Overland Park It’s never a good sign when it’s early in the third quarter and the tuba players already are playing Hacky Sack in the stands. It generally means they either have lost interest in the game or find it too painful to watch. In the case of a couple of Free State band members Friday night it was probably both.
Free State v. Shawnee Mission West
Photos from Free State's state semifinal game against Shawnee Mission West.
In a game that looked not a bit like the other 11 the Firebirds played, Free State lost to Shawnee Mission West, 48-21, in a 6A semifinal played in Shawnee Mission South District Stadium.
Among the atypical Free State blunders: A pair of early personal fouls, a couple of punts into the back of the punter’s personal protector, a cornerback getting torched on a post route, the Vikings’ touchdown return of the opening kickoff of the second half.
It didn’t seem fitting for such a hard-working, talented senior class go out that way, but it stands as a valuable lesson for a junior class loaded with enough talent and experience to make another run at state a year from now. In short, either bring even more attention to detail, greater desire and focus to the playoffs than to big regular-season games or listen to this in the locker room after the game: “Turn in your equipment Monday. That’s helmet, shoulder pads, hip pads, knee pads, practice jersey, practice pants. Take the mouthpiece off the helmet before turning it in and remove all the tape from the shoulder pads.”
For some, those words are the last they hear in a locker room full of teammates.
In the playoffs, the losers must ride back home with the stink of defeat befouling the bus air while the winners celebrate and their coaches already hatch plans for the state-title game Saturday in Topeka.
Free State (10-2) had so little trouble running the ball on the way to a game-opening drive to take a 6-0 lead.
It’s always so tempting to play pop psychologist when the opposite of what appears ready to happen transpires. Free State didn’t score again until the fourth quarter, and by then it had found itself behind, 41-6. How did it happen? Maybe the opening drive was just too easy.
The Firebirds’ ability to pass when opposing defensive coordinators schemed against their running game made them tough to stop all season. They kept defenses guessing. In this one, the Firebirds quickly shifted from the opening-drive ground game to the air, hoping to exploit a defense that had to load up against the run. It didn’t work and in the blink of an eye Free State was down 17-6 on the way to a 27-6 deficit at the half. The momentum of the opening drive vanished, never to be discovered again.
Free State had defeated Shawnee Mission West in the same stadium, 28-14, during the regular season. Lust for revenge always gives the first-game loser an emotional edge. Plus, with the game televised, many in Lawrence evidently took that more convenient seat to watch the game. The green turnout was disappointing, and really shouldn’t the team with the better seed play at home in every playoff game?

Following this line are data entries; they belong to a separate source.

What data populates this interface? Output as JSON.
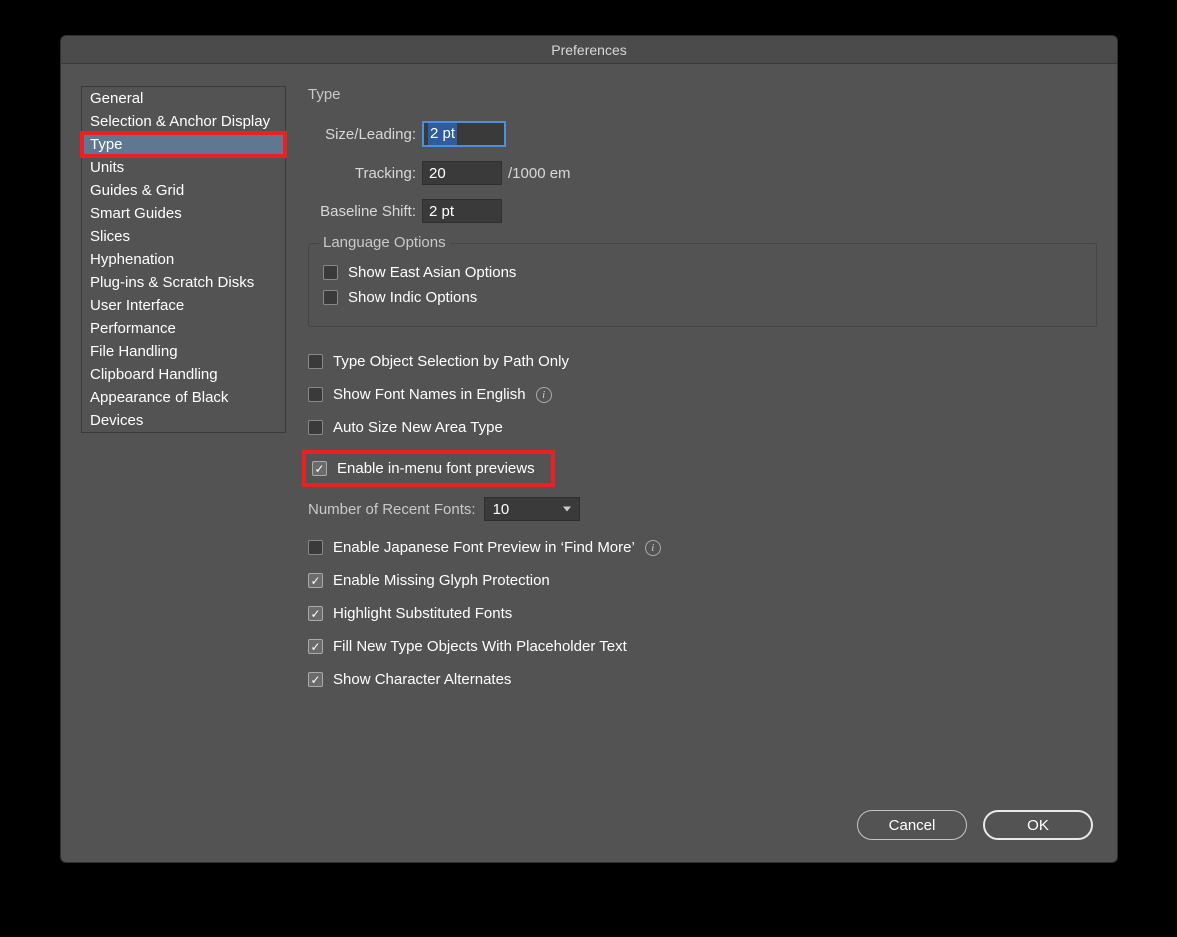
{
  "title": "Preferences",
  "sidebar": {
    "items": [
      "General",
      "Selection & Anchor Display",
      "Type",
      "Units",
      "Guides & Grid",
      "Smart Guides",
      "Slices",
      "Hyphenation",
      "Plug-ins & Scratch Disks",
      "User Interface",
      "Performance",
      "File Handling",
      "Clipboard Handling",
      "Appearance of Black",
      "Devices"
    ],
    "selectedIndex": 2
  },
  "panel": {
    "heading": "Type",
    "sizeLeading": {
      "label": "Size/Leading:",
      "value": "2 pt"
    },
    "tracking": {
      "label": "Tracking:",
      "value": "20",
      "unit": "/1000 em"
    },
    "baselineShift": {
      "label": "Baseline Shift:",
      "value": "2 pt"
    },
    "languageOptions": {
      "legend": "Language Options",
      "eastAsian": {
        "label": "Show East Asian Options",
        "checked": false
      },
      "indic": {
        "label": "Show Indic Options",
        "checked": false
      }
    },
    "typeObjectPath": {
      "label": "Type Object Selection by Path Only",
      "checked": false
    },
    "fontNamesEnglish": {
      "label": "Show Font Names in English",
      "checked": false
    },
    "autoSize": {
      "label": "Auto Size New Area Type",
      "checked": false
    },
    "inMenuPreview": {
      "label": "Enable in-menu font previews",
      "checked": true
    },
    "recentFonts": {
      "label": "Number of Recent Fonts:",
      "value": "10"
    },
    "jpPreview": {
      "label": "Enable Japanese Font Preview in ‘Find More’",
      "checked": false
    },
    "missingGlyph": {
      "label": "Enable Missing Glyph Protection",
      "checked": true
    },
    "highlightSub": {
      "label": "Highlight Substituted Fonts",
      "checked": true
    },
    "placeholder": {
      "label": "Fill New Type Objects With Placeholder Text",
      "checked": true
    },
    "charAlt": {
      "label": "Show Character Alternates",
      "checked": true
    }
  },
  "footer": {
    "cancel": "Cancel",
    "ok": "OK"
  }
}
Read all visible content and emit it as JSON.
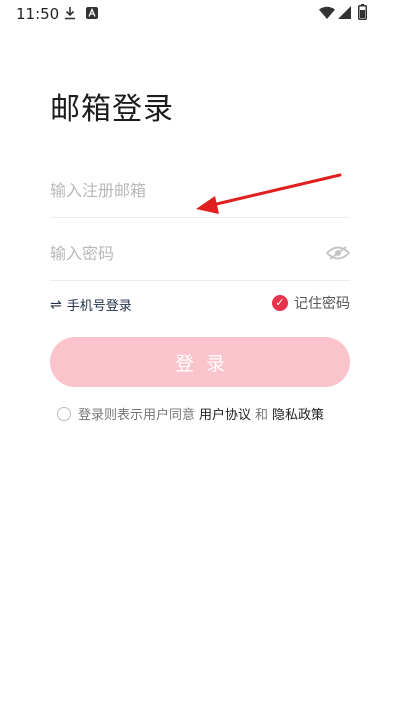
{
  "status_bar": {
    "time": "11:50",
    "icons": [
      "download-icon",
      "app-a-icon",
      "wifi-icon",
      "signal-icon",
      "battery-icon"
    ]
  },
  "page": {
    "title": "邮箱登录"
  },
  "email_field": {
    "placeholder": "输入注册邮箱",
    "value": ""
  },
  "password_field": {
    "placeholder": "输入密码",
    "value": "",
    "visibility_icon": "eye-hidden-icon"
  },
  "phone_login": {
    "icon": "swap-icon",
    "label": "手机号登录"
  },
  "remember_password": {
    "label": "记住密码",
    "checked": true
  },
  "login_button": {
    "label": "登录"
  },
  "agreement": {
    "prefix": "登录则表示用户同意",
    "user_agreement": "用户协议",
    "and": "和",
    "privacy_policy": "隐私政策",
    "checked": false
  },
  "colors": {
    "accent": "#e8334d",
    "button_disabled": "#fbc3cb",
    "annotation_arrow": "#e02020"
  }
}
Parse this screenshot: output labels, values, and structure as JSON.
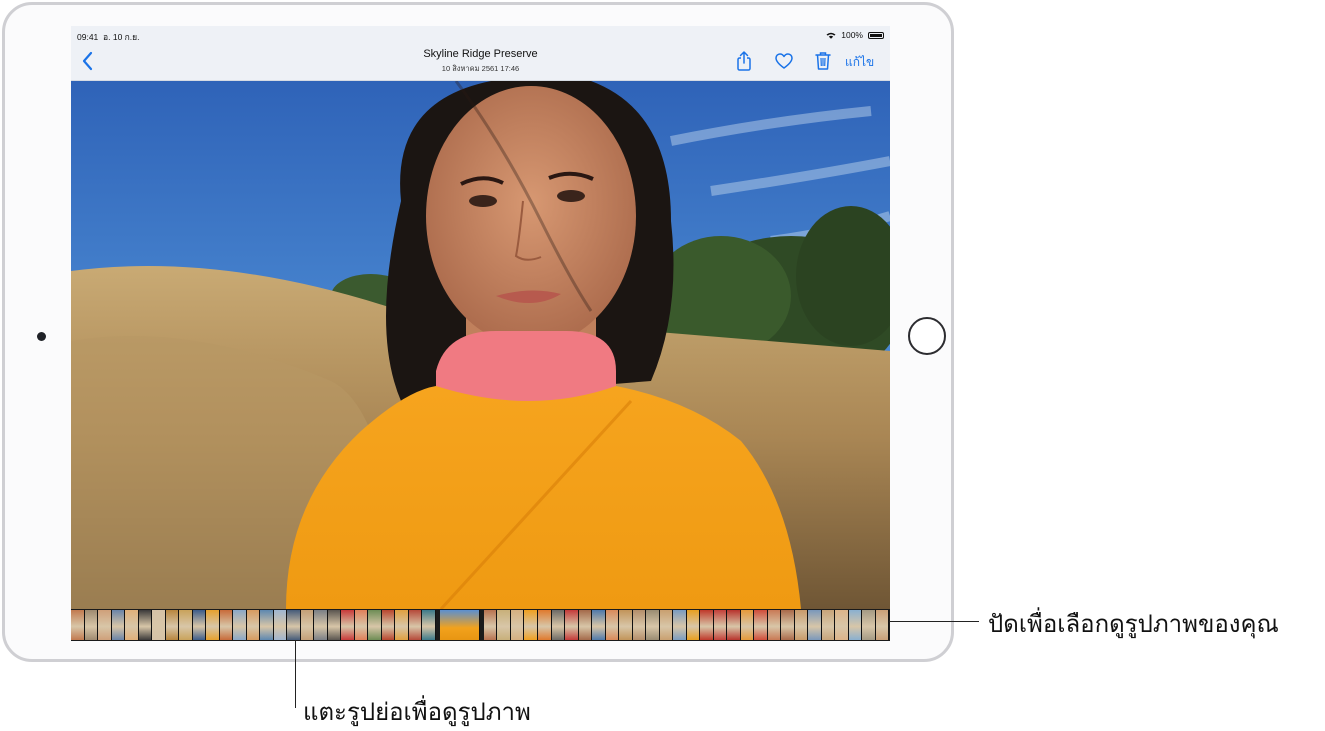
{
  "status_bar": {
    "time": "09:41",
    "date": "อ. 10 ก.ย.",
    "battery": "100%"
  },
  "nav_bar": {
    "title": "Skyline Ridge Preserve",
    "subtitle": "10 สิงหาคม 2561 17:46",
    "edit_label": "แก้ไข",
    "accent_color": "#1a73e8",
    "icons": [
      "back-chevron-icon",
      "share-icon",
      "heart-icon",
      "trash-icon"
    ]
  },
  "filmstrip": {
    "thumb_colors": [
      "#c27a4f",
      "#9f8a70",
      "#cfa07a",
      "#6a84a8",
      "#e0b07a",
      "#3c3a3a",
      "#d6c2a6",
      "#b8863e",
      "#c9a35b",
      "#3d5d8a",
      "#e6a12e",
      "#c86b3a",
      "#8aa7c7",
      "#d79b60",
      "#5e88b0",
      "#9fb5d0",
      "#465c7a",
      "#c4a078",
      "#7a7f86",
      "#5b5650",
      "#c83a3a",
      "#e0805a",
      "#6e8d55",
      "#b8462e",
      "#e0a040",
      "#b64a3a",
      "#3c7a8a",
      "#e9c22a",
      "#b87350",
      "#c8b07a",
      "#d6b080",
      "#f0a020",
      "#e07a2e",
      "#6d6a66",
      "#c53a3a",
      "#a46a4a",
      "#4f79aa",
      "#d98a5a",
      "#c2955a",
      "#b48e6a",
      "#9a8c72",
      "#c9a070",
      "#7a9cc0",
      "#e8a020",
      "#c0392b",
      "#c4403a",
      "#b8342e",
      "#e59a3a",
      "#d14d3a",
      "#c97a55",
      "#aa6a4a",
      "#c89a6a",
      "#7a98bb",
      "#c7a47a",
      "#dcb48a",
      "#8ab0d0",
      "#a49a84",
      "#caa078"
    ],
    "active_index": 27
  },
  "callouts": {
    "swipe": "ปัดเพื่อเลือกดูรูปภาพของคุณ",
    "tap": "แตะรูปย่อเพื่อดูรูปภาพ"
  }
}
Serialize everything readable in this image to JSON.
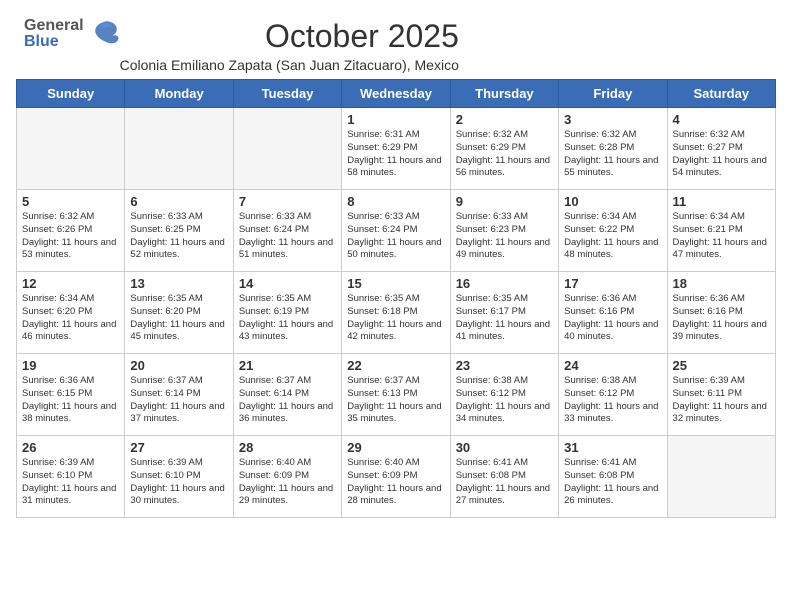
{
  "header": {
    "logo_general": "General",
    "logo_blue": "Blue",
    "month_year": "October 2025",
    "location": "Colonia Emiliano Zapata (San Juan Zitacuaro), Mexico"
  },
  "days_of_week": [
    "Sunday",
    "Monday",
    "Tuesday",
    "Wednesday",
    "Thursday",
    "Friday",
    "Saturday"
  ],
  "weeks": [
    [
      {
        "date": "",
        "empty": true
      },
      {
        "date": "",
        "empty": true
      },
      {
        "date": "",
        "empty": true
      },
      {
        "date": "1",
        "sunrise": "6:31 AM",
        "sunset": "6:29 PM",
        "daylight": "11 hours and 58 minutes."
      },
      {
        "date": "2",
        "sunrise": "6:32 AM",
        "sunset": "6:29 PM",
        "daylight": "11 hours and 56 minutes."
      },
      {
        "date": "3",
        "sunrise": "6:32 AM",
        "sunset": "6:28 PM",
        "daylight": "11 hours and 55 minutes."
      },
      {
        "date": "4",
        "sunrise": "6:32 AM",
        "sunset": "6:27 PM",
        "daylight": "11 hours and 54 minutes."
      }
    ],
    [
      {
        "date": "5",
        "sunrise": "6:32 AM",
        "sunset": "6:26 PM",
        "daylight": "11 hours and 53 minutes."
      },
      {
        "date": "6",
        "sunrise": "6:33 AM",
        "sunset": "6:25 PM",
        "daylight": "11 hours and 52 minutes."
      },
      {
        "date": "7",
        "sunrise": "6:33 AM",
        "sunset": "6:24 PM",
        "daylight": "11 hours and 51 minutes."
      },
      {
        "date": "8",
        "sunrise": "6:33 AM",
        "sunset": "6:24 PM",
        "daylight": "11 hours and 50 minutes."
      },
      {
        "date": "9",
        "sunrise": "6:33 AM",
        "sunset": "6:23 PM",
        "daylight": "11 hours and 49 minutes."
      },
      {
        "date": "10",
        "sunrise": "6:34 AM",
        "sunset": "6:22 PM",
        "daylight": "11 hours and 48 minutes."
      },
      {
        "date": "11",
        "sunrise": "6:34 AM",
        "sunset": "6:21 PM",
        "daylight": "11 hours and 47 minutes."
      }
    ],
    [
      {
        "date": "12",
        "sunrise": "6:34 AM",
        "sunset": "6:20 PM",
        "daylight": "11 hours and 46 minutes."
      },
      {
        "date": "13",
        "sunrise": "6:35 AM",
        "sunset": "6:20 PM",
        "daylight": "11 hours and 45 minutes."
      },
      {
        "date": "14",
        "sunrise": "6:35 AM",
        "sunset": "6:19 PM",
        "daylight": "11 hours and 43 minutes."
      },
      {
        "date": "15",
        "sunrise": "6:35 AM",
        "sunset": "6:18 PM",
        "daylight": "11 hours and 42 minutes."
      },
      {
        "date": "16",
        "sunrise": "6:35 AM",
        "sunset": "6:17 PM",
        "daylight": "11 hours and 41 minutes."
      },
      {
        "date": "17",
        "sunrise": "6:36 AM",
        "sunset": "6:16 PM",
        "daylight": "11 hours and 40 minutes."
      },
      {
        "date": "18",
        "sunrise": "6:36 AM",
        "sunset": "6:16 PM",
        "daylight": "11 hours and 39 minutes."
      }
    ],
    [
      {
        "date": "19",
        "sunrise": "6:36 AM",
        "sunset": "6:15 PM",
        "daylight": "11 hours and 38 minutes."
      },
      {
        "date": "20",
        "sunrise": "6:37 AM",
        "sunset": "6:14 PM",
        "daylight": "11 hours and 37 minutes."
      },
      {
        "date": "21",
        "sunrise": "6:37 AM",
        "sunset": "6:14 PM",
        "daylight": "11 hours and 36 minutes."
      },
      {
        "date": "22",
        "sunrise": "6:37 AM",
        "sunset": "6:13 PM",
        "daylight": "11 hours and 35 minutes."
      },
      {
        "date": "23",
        "sunrise": "6:38 AM",
        "sunset": "6:12 PM",
        "daylight": "11 hours and 34 minutes."
      },
      {
        "date": "24",
        "sunrise": "6:38 AM",
        "sunset": "6:12 PM",
        "daylight": "11 hours and 33 minutes."
      },
      {
        "date": "25",
        "sunrise": "6:39 AM",
        "sunset": "6:11 PM",
        "daylight": "11 hours and 32 minutes."
      }
    ],
    [
      {
        "date": "26",
        "sunrise": "6:39 AM",
        "sunset": "6:10 PM",
        "daylight": "11 hours and 31 minutes."
      },
      {
        "date": "27",
        "sunrise": "6:39 AM",
        "sunset": "6:10 PM",
        "daylight": "11 hours and 30 minutes."
      },
      {
        "date": "28",
        "sunrise": "6:40 AM",
        "sunset": "6:09 PM",
        "daylight": "11 hours and 29 minutes."
      },
      {
        "date": "29",
        "sunrise": "6:40 AM",
        "sunset": "6:09 PM",
        "daylight": "11 hours and 28 minutes."
      },
      {
        "date": "30",
        "sunrise": "6:41 AM",
        "sunset": "6:08 PM",
        "daylight": "11 hours and 27 minutes."
      },
      {
        "date": "31",
        "sunrise": "6:41 AM",
        "sunset": "6:08 PM",
        "daylight": "11 hours and 26 minutes."
      },
      {
        "date": "",
        "empty": true
      }
    ]
  ],
  "labels": {
    "sunrise": "Sunrise:",
    "sunset": "Sunset:",
    "daylight": "Daylight:"
  }
}
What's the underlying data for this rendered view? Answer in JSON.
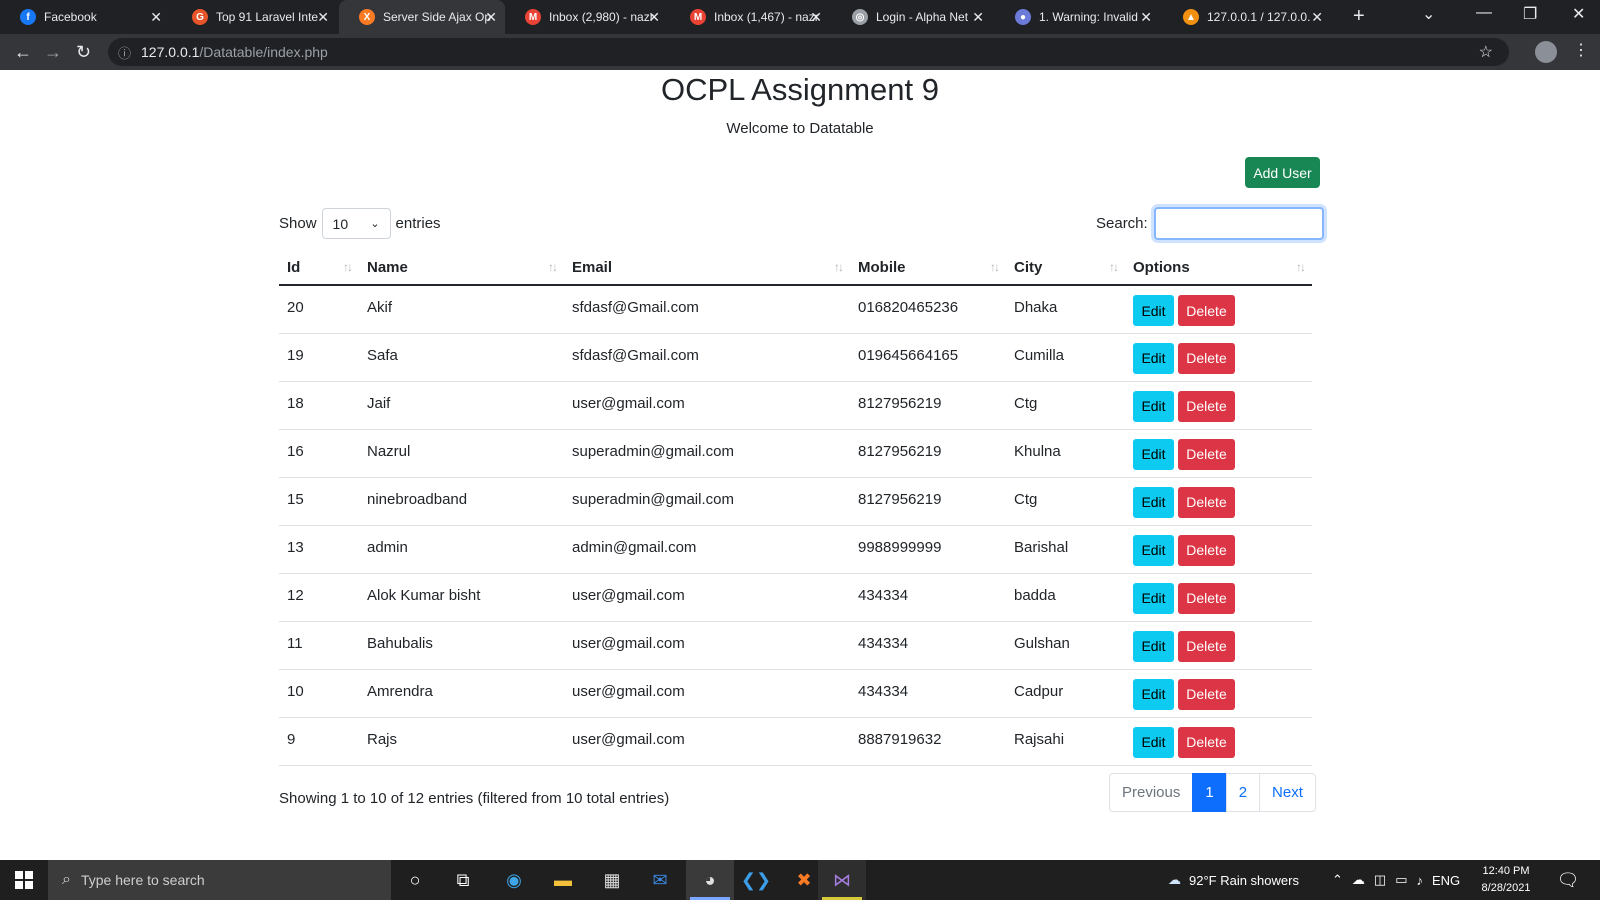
{
  "browser": {
    "tabs": [
      {
        "title": "Facebook",
        "icon": "facebook-icon",
        "color": "#1877f2",
        "glyph": "f"
      },
      {
        "title": "Top 91 Laravel Inte",
        "icon": "site-icon",
        "color": "#e8542a",
        "glyph": "G"
      },
      {
        "title": "Server Side Ajax Op",
        "icon": "xampp-icon",
        "color": "#fb7a24",
        "glyph": "X"
      },
      {
        "title": "Inbox (2,980) - nazr",
        "icon": "gmail-icon",
        "color": "#ea4335",
        "glyph": "M"
      },
      {
        "title": "Inbox (1,467) - nazr",
        "icon": "gmail-icon",
        "color": "#ea4335",
        "glyph": "M"
      },
      {
        "title": "Login - Alpha Net",
        "icon": "globe-icon",
        "color": "#9aa0a6",
        "glyph": "◎"
      },
      {
        "title": "1. Warning: Invalid",
        "icon": "site-icon",
        "color": "#6c7bd8",
        "glyph": "●"
      },
      {
        "title": "127.0.0.1 / 127.0.0.",
        "icon": "phpmyadmin-icon",
        "color": "#f29111",
        "glyph": "▲"
      }
    ],
    "url_host": "127.0.0.1",
    "url_path": "/Datatable/index.php"
  },
  "page": {
    "title": "OCPL Assignment 9",
    "subtitle": "Welcome to Datatable",
    "add_user_label": "Add User",
    "show_label": "Show",
    "entries_label": "entries",
    "length_value": "10",
    "search_label": "Search:",
    "search_value": ""
  },
  "table": {
    "headers": [
      "Id",
      "Name",
      "Email",
      "Mobile",
      "City",
      "Options"
    ],
    "edit_label": "Edit",
    "delete_label": "Delete",
    "rows": [
      [
        "20",
        "Akif",
        "sfdasf@Gmail.com",
        "016820465236",
        "Dhaka"
      ],
      [
        "19",
        "Safa",
        "sfdasf@Gmail.com",
        "019645664165",
        "Cumilla"
      ],
      [
        "18",
        "Jaif",
        "user@gmail.com",
        "8127956219",
        "Ctg"
      ],
      [
        "16",
        "Nazrul",
        "superadmin@gmail.com",
        "8127956219",
        "Khulna"
      ],
      [
        "15",
        "ninebroadband",
        "superadmin@gmail.com",
        "8127956219",
        "Ctg"
      ],
      [
        "13",
        "admin",
        "admin@gmail.com",
        "9988999999",
        "Barishal"
      ],
      [
        "12",
        "Alok Kumar bisht",
        "user@gmail.com",
        "434334",
        "badda"
      ],
      [
        "11",
        "Bahubalis",
        "user@gmail.com",
        "434334",
        "Gulshan"
      ],
      [
        "10",
        "Amrendra",
        "user@gmail.com",
        "434334",
        "Cadpur"
      ],
      [
        "9",
        "Rajs",
        "user@gmail.com",
        "8887919632",
        "Rajsahi"
      ]
    ]
  },
  "footer": {
    "info": "Showing 1 to 10 of 12 entries (filtered from 10 total entries)",
    "previous": "Previous",
    "pages": [
      "1",
      "2"
    ],
    "next": "Next"
  },
  "taskbar": {
    "search_placeholder": "Type here to search",
    "weather": "92°F  Rain showers",
    "lang": "ENG",
    "time": "12:40 PM",
    "date": "8/28/2021"
  }
}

What a silly system.
Another pop-psychology possibility in analyzing the shockingly lopsided loss delves into the subconscious. Try to imagine the excitement level of players from both Free State and Lawrence had the Lions not lost to Shawnee Mission West the previous week. Heck, not just the players, the entire town. Such a rematch would have guaranteed a Lawrence high school playing for a state title. When it didn’t happen, it’s possible the Firebirds experienced a letdown without even knowing it. I know I did. Anybody else?
Moving from the realm of psychology to tangible football reasons Shawnee Mission West plays Saturday in Topeka for a state title against Hutchinson, it’s best to look at consecutive plays — specifically the last of the first half and the first of the second half. They were executed by the two Vikings who were the team’s most valuable players of the game.
Senior kicker Joey Reed gave Free State bad field position all night by booming kickoffs into the end zone. On the final play of the first half, Reed kicked a 43-yard field goal.
Junior wide receiver Andre Maloney, a 6-foot-3, 185-pound burner, returned the opening kickoff of the second half 82 yards for a touchdown, destroying all the motivational work done in the Free State locker room during halftime. Maloney sprinkled jet fuel all over the game with returns, quality coverage and a 33-yard touchdown reception.
Reed and Maloney helped Shawnee Mission West reach its first state title game since 2006, where it lost to Hutchinson, 21-14, after defeating Free State in the semifinals.
In a year that felt very much as if a Lawrence team would represent the eastern half of the state in the title game, the team going instead earned the trip and left no doubt about it being most deserving of the honor.